--- START ---

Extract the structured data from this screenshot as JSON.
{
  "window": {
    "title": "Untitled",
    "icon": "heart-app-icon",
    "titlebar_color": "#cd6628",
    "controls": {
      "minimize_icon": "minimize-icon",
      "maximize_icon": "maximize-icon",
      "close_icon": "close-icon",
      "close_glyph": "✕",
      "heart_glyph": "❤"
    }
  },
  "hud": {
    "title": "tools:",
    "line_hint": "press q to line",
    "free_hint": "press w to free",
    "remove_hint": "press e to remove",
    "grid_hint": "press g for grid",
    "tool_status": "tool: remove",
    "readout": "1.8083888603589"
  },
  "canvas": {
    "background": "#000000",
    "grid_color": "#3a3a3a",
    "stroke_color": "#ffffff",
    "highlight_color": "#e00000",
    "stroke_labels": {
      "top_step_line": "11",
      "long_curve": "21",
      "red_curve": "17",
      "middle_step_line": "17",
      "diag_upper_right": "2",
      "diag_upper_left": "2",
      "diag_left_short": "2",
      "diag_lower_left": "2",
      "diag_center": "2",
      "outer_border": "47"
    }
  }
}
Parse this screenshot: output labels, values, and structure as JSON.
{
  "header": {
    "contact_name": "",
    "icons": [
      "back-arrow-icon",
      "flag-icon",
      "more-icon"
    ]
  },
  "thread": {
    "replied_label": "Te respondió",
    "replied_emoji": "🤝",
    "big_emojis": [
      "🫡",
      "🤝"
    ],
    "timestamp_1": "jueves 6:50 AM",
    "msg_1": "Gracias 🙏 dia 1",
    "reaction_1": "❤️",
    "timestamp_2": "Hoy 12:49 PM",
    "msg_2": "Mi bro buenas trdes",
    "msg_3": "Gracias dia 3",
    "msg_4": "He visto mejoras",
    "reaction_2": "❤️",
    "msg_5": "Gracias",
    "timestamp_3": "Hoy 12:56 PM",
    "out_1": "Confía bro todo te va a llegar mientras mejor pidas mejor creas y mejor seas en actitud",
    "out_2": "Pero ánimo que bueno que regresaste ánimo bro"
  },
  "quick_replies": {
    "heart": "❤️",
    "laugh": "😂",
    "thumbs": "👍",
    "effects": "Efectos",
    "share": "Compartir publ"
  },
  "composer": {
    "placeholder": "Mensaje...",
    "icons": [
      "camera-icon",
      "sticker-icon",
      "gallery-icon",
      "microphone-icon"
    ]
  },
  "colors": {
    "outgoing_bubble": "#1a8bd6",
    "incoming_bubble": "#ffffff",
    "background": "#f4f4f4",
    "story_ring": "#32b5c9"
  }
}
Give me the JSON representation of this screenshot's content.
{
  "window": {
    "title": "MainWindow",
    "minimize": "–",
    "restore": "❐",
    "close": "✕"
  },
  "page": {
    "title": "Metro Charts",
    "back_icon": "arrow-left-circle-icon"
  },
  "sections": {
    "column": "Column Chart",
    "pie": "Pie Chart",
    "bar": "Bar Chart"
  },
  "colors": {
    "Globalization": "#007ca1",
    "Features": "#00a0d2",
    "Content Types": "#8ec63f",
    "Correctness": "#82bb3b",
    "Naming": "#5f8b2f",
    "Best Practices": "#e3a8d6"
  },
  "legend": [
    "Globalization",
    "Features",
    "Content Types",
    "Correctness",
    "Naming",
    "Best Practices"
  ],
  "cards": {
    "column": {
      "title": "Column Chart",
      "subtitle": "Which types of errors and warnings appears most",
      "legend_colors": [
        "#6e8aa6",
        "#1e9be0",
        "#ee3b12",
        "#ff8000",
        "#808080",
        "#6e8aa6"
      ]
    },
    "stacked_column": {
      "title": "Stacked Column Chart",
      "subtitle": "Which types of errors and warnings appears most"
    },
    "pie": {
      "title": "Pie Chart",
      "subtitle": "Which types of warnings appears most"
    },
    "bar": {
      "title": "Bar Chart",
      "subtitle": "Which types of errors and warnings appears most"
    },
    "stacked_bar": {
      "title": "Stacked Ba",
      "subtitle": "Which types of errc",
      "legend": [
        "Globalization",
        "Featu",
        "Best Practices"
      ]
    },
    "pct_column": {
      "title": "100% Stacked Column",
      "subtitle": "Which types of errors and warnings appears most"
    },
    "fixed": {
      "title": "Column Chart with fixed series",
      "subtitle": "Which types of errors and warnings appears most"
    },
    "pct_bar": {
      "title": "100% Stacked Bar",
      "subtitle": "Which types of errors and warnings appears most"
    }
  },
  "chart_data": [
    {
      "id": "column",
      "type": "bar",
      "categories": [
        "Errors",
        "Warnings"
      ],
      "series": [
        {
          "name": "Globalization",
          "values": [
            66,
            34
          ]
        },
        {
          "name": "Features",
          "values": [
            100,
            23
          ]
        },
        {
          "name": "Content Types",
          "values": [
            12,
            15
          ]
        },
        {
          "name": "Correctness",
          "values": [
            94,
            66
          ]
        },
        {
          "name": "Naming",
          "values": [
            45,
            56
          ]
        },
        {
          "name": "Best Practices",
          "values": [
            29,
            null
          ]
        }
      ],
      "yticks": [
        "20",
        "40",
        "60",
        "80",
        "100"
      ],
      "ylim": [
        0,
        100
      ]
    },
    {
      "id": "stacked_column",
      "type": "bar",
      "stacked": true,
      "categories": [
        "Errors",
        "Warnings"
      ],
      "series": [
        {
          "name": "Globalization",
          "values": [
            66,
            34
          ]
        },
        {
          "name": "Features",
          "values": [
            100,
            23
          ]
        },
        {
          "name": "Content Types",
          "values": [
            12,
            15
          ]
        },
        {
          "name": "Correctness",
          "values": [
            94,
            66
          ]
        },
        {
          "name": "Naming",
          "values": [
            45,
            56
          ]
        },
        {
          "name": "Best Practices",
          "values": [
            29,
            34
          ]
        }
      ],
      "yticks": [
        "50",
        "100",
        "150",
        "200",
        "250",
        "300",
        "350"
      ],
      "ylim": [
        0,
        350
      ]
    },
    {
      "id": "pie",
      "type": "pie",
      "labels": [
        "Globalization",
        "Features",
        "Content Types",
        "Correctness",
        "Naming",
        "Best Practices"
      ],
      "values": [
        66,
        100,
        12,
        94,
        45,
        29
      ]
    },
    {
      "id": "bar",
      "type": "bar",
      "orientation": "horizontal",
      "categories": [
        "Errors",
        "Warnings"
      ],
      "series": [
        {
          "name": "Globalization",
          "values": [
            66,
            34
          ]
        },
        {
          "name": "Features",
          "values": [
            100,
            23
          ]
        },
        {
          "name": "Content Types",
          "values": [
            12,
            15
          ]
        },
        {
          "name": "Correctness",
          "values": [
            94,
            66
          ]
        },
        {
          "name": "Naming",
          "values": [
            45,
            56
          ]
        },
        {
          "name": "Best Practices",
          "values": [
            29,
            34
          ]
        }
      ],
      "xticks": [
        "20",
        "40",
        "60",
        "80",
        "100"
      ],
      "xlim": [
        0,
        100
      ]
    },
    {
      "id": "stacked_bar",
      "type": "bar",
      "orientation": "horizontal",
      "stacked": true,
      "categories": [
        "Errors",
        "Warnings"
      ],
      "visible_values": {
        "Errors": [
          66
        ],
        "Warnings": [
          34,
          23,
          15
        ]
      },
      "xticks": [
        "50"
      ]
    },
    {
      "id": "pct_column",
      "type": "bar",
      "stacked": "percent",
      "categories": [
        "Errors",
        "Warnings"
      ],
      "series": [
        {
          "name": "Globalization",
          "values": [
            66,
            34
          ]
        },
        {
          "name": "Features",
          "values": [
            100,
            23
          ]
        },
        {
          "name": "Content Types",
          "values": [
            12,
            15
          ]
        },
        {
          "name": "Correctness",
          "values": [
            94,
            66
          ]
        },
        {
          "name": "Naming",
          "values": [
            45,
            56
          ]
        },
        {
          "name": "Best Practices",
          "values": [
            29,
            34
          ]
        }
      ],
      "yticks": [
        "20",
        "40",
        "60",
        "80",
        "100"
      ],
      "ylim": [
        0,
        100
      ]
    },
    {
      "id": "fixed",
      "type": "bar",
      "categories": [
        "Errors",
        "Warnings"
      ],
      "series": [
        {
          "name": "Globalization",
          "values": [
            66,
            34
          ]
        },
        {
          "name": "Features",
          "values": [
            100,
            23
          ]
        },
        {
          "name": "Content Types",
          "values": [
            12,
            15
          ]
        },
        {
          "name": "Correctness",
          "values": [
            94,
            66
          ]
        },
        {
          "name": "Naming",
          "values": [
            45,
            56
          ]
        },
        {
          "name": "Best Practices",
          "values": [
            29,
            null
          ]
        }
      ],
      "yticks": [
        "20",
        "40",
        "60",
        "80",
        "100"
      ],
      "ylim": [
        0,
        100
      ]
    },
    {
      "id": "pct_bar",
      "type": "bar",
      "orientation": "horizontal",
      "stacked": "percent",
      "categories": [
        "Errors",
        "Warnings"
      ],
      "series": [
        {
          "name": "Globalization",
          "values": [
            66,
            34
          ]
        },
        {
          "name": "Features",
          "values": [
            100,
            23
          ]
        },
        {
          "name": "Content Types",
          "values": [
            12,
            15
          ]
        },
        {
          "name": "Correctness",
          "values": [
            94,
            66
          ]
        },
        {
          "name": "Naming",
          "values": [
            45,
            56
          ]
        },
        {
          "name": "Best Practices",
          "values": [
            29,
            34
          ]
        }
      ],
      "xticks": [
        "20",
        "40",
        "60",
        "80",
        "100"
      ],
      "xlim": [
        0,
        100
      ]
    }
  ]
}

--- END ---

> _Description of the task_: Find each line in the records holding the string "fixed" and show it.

> _Exercise output_:
    "fixed": {
      "title": "Column Chart with fixed series",
      "id": "fixed",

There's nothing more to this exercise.